What is being asked: Only the number is wanted: how many lines in the material below contain "Collimator".

Provided entries:

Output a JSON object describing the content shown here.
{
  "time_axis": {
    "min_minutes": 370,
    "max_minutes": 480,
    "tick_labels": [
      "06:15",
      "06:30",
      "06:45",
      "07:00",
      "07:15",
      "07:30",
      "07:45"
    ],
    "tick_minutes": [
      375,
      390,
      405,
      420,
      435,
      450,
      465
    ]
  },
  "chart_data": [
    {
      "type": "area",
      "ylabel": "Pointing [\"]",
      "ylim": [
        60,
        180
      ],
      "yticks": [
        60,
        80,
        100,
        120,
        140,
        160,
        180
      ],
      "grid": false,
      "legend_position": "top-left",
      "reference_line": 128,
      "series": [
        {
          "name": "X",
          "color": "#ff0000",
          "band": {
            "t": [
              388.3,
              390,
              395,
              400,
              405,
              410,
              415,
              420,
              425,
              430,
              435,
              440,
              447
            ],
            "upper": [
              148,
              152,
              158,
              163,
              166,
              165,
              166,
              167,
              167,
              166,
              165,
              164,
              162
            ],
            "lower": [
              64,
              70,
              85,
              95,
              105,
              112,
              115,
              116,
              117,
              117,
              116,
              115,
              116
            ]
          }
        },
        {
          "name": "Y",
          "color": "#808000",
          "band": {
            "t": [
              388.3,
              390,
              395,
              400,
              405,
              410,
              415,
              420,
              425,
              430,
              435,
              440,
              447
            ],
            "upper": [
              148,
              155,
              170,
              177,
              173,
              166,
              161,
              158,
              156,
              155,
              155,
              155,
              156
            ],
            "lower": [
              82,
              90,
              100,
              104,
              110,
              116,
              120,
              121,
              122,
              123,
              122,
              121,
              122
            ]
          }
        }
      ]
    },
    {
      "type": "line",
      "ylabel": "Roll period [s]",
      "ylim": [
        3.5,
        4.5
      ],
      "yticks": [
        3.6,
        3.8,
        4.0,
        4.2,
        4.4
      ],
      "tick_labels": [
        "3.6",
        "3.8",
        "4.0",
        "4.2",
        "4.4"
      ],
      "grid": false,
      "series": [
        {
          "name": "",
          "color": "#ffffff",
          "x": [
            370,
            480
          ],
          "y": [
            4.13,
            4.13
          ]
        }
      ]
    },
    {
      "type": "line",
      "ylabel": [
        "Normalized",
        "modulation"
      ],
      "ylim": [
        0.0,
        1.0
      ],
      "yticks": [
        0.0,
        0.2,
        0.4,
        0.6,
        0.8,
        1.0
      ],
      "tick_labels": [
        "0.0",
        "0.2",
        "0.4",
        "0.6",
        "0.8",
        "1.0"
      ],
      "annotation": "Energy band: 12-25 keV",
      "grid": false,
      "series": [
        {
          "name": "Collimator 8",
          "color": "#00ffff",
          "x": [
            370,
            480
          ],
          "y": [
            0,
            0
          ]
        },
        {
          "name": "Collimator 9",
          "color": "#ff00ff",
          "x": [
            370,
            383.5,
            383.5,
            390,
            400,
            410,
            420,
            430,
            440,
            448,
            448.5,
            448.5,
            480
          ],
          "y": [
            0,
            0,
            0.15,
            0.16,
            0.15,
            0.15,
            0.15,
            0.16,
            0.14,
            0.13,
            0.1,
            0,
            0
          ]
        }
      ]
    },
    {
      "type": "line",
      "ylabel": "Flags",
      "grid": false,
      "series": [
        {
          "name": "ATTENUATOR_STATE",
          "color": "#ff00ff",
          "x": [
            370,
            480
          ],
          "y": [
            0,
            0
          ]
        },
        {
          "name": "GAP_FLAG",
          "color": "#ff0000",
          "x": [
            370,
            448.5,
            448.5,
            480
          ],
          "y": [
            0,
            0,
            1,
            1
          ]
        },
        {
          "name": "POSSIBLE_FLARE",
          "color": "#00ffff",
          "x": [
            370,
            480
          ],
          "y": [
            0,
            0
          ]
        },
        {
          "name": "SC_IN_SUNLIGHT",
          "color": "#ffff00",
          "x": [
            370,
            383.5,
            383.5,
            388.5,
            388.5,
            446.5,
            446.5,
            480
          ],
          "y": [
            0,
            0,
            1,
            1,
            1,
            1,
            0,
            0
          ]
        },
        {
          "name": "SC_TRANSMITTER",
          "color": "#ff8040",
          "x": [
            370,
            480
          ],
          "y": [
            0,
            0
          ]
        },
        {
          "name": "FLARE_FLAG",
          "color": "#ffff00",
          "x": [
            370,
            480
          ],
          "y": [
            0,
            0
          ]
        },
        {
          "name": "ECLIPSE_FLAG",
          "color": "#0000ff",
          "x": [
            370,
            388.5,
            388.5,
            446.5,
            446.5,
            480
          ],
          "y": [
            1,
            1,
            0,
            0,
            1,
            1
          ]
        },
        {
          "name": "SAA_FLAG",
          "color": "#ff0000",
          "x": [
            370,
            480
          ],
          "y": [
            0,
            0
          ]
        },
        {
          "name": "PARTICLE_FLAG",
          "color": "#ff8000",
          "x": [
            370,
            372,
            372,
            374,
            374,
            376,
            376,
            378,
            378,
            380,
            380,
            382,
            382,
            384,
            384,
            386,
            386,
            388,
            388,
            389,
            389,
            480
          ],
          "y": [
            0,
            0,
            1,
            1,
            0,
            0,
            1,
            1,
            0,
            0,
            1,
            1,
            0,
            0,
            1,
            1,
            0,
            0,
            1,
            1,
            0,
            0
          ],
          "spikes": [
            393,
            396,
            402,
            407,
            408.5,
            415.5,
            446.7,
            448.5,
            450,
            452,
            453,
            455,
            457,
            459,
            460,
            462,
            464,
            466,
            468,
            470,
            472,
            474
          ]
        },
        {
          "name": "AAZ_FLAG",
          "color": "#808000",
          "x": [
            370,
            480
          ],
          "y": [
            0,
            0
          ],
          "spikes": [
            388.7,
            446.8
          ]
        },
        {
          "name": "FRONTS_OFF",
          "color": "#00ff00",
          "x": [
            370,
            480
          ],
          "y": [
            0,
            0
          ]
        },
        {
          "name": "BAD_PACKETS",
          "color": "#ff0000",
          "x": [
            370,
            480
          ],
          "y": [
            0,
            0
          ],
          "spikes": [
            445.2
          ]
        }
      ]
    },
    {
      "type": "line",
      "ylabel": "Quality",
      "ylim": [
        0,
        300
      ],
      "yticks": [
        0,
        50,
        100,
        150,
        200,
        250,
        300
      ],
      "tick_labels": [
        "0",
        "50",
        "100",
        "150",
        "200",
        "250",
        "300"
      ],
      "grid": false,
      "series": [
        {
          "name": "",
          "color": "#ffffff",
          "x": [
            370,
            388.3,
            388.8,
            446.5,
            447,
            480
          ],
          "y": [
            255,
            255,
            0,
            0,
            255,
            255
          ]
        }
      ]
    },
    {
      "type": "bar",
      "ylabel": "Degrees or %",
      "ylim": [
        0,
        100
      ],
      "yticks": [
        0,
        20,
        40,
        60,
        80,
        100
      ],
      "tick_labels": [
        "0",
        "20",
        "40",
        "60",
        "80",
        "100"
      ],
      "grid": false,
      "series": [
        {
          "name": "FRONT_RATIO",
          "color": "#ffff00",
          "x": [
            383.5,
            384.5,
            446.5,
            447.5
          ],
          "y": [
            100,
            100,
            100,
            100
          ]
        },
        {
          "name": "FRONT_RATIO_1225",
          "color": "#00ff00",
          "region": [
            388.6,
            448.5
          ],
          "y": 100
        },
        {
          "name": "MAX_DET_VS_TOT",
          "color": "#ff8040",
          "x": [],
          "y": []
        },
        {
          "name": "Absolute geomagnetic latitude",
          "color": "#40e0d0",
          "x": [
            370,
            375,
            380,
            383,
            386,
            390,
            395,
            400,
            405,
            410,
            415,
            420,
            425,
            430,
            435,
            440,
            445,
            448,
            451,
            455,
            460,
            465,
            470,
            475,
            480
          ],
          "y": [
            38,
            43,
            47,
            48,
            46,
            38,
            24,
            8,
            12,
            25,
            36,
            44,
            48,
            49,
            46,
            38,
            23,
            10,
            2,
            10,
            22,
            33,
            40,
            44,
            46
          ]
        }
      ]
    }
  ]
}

Written solution: 2